All types of development have the same thing in common: good intentions. These good intentions, however, do not always translate into a positive impact on the individuals they are directed towards. Development ideology has shifted over the years from a traditional approach driven by economic growth, to a modern belief that development should holistically incorporate a variety of sectors such as health, education and livelihoods into individual projects, and, most importantly, it should put local people first. I believe that OneVillage Partners (OVP) is taking this modern approach and pushing it even further towards true Community-Led Development.
In Sierra Leone—and all over the world—you can easily see projects with good intentions that never reach their full potential. A dry water well or empty market place, for example, that ends up being left abandoned because the community did not see a need for it in the first place. Often, an intention to do something that seems needed (like give money, food or other items outside of emergency situations) can be a one-time investment with no follow-up or ongoing support. This may create or perpetuate a cycle of dependency; community members and individuals become apathetic towards their own development with the expectation that someone will come along and improve their situation for them. Helping others seems easy and straightforward, but impactful and sustainable development is not that simple.
The question is, “How do we make sure our good intentions are good?” First, we must change our vocabulary and the way we think about the “poor.” It is vital that we recognize that definitions of “poor” and “rich” cannot be limited to quantitative measures only (i.e. by income or GDP, or access to resources), but must consider qualitative aspects as well.
Sierra Leoneans, like many people around the world, may lack access to some basic amenities, but they are far from “poor.” Sierra Leoneans are some of the richest people I know when it comes to family, hospitality to strangers, and an abundance of natural resources. So why do we call them “poor?” We should not be assuming that we have something to give them; we are not just donors and they are not just beneficiaries. Instead, together, we are all participants, coaches, guides and most importantly partners.
Now that we acknowledge that we are working with people, let’s look at two buzzwords in development and ask what participation and sustainability really mean. “Participation” does not just mean that you asked a community member if he/she wants a market in the village. It is simple human nature to say yes when someone is giving you something for free. But maybe that community and person you asked doesn’t need a market because they already go over to the next town to sell their goods. Maybe what they need is something that you have not thought of yet, like business training to help them sell their goods more profitably in the next village.

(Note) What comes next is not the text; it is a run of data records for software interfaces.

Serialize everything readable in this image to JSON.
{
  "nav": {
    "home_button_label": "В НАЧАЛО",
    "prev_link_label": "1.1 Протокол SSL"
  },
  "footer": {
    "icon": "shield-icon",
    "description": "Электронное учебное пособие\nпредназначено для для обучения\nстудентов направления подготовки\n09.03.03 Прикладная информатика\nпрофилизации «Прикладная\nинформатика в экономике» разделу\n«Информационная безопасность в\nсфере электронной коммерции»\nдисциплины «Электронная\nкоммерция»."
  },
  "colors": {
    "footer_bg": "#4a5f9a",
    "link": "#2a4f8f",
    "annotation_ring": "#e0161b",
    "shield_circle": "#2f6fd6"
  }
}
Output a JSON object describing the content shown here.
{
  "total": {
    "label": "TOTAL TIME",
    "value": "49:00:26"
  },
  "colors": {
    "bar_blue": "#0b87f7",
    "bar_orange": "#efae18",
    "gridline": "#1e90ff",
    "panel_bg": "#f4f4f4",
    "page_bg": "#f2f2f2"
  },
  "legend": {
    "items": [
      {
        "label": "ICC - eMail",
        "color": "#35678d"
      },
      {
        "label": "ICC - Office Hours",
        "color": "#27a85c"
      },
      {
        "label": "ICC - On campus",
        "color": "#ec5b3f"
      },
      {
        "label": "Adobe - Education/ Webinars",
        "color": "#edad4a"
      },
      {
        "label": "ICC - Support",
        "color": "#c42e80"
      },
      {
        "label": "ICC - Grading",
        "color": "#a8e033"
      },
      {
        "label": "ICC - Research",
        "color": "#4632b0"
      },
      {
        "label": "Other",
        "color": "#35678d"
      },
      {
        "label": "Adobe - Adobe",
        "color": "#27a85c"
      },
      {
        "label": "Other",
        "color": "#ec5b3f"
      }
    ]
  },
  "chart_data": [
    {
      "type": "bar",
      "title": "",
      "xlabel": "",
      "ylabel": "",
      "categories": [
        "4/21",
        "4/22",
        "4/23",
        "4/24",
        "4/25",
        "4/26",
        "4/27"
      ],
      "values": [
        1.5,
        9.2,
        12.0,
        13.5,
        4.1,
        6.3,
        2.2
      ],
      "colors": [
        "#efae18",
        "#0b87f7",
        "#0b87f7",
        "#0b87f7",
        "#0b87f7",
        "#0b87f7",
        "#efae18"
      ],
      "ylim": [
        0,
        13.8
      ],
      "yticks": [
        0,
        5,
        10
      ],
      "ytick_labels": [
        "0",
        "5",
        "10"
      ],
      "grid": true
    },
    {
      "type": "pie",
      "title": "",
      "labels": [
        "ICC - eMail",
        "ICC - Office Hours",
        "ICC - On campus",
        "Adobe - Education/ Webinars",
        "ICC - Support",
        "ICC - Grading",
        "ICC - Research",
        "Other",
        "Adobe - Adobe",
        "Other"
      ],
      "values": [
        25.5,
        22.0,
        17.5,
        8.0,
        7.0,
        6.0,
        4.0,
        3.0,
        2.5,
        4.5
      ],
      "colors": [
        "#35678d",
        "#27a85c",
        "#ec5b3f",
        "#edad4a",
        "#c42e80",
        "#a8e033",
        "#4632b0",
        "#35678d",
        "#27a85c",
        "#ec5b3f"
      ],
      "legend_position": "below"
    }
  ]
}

Meanwhile, sustainability does not mean that a water well is made of strong materials and will last a long time. With true sustainability, if that water well breaks down, community members will not just have been trained to fix it but they will make sure that others in their village know how to fix it for themselves. For an organization to be truly participatory and sustainable, community members and development workers must participate together at all stages of development.
This is how OVP works. This is why we participate in Community-Led Development (CLD); “the process of working together to achieve locally owned visions and goals… focusing not on projects but on systemic change.” To have truly sustainable change, OVP and other organizations cannot just simply construct a water well, or hand out money, food or goods. We must build deep long-lasting skills. To do this successfully, we must listen to the community, we must let the communities lead and truly participate in every step of development so they can fulfil their own self-defined goals. It is not easy and it takes a lot of time and work. But we believe it is essential to create sustainable change.
Since OVP has taken on this inclusive model of Community Led Development, our communities are realizing how important participation is in their own lives. They understand that improving their wellbeing must include everyone in decision making. They make sure their neighbors are also practicing the skills they have learned around good hygienic behaviors because if one person has an unhealthy behavior, it can impact everyone. They are passing on skills they have learned from OVP’s coordinators so that their neighbors can also save money and send their own children to school. This deep participation in our communities, and the systemic positive impact we see because of it, continues to inspire us to push beyond our good intentions, well known buzz words, and even the boundaries of what modern development can mean.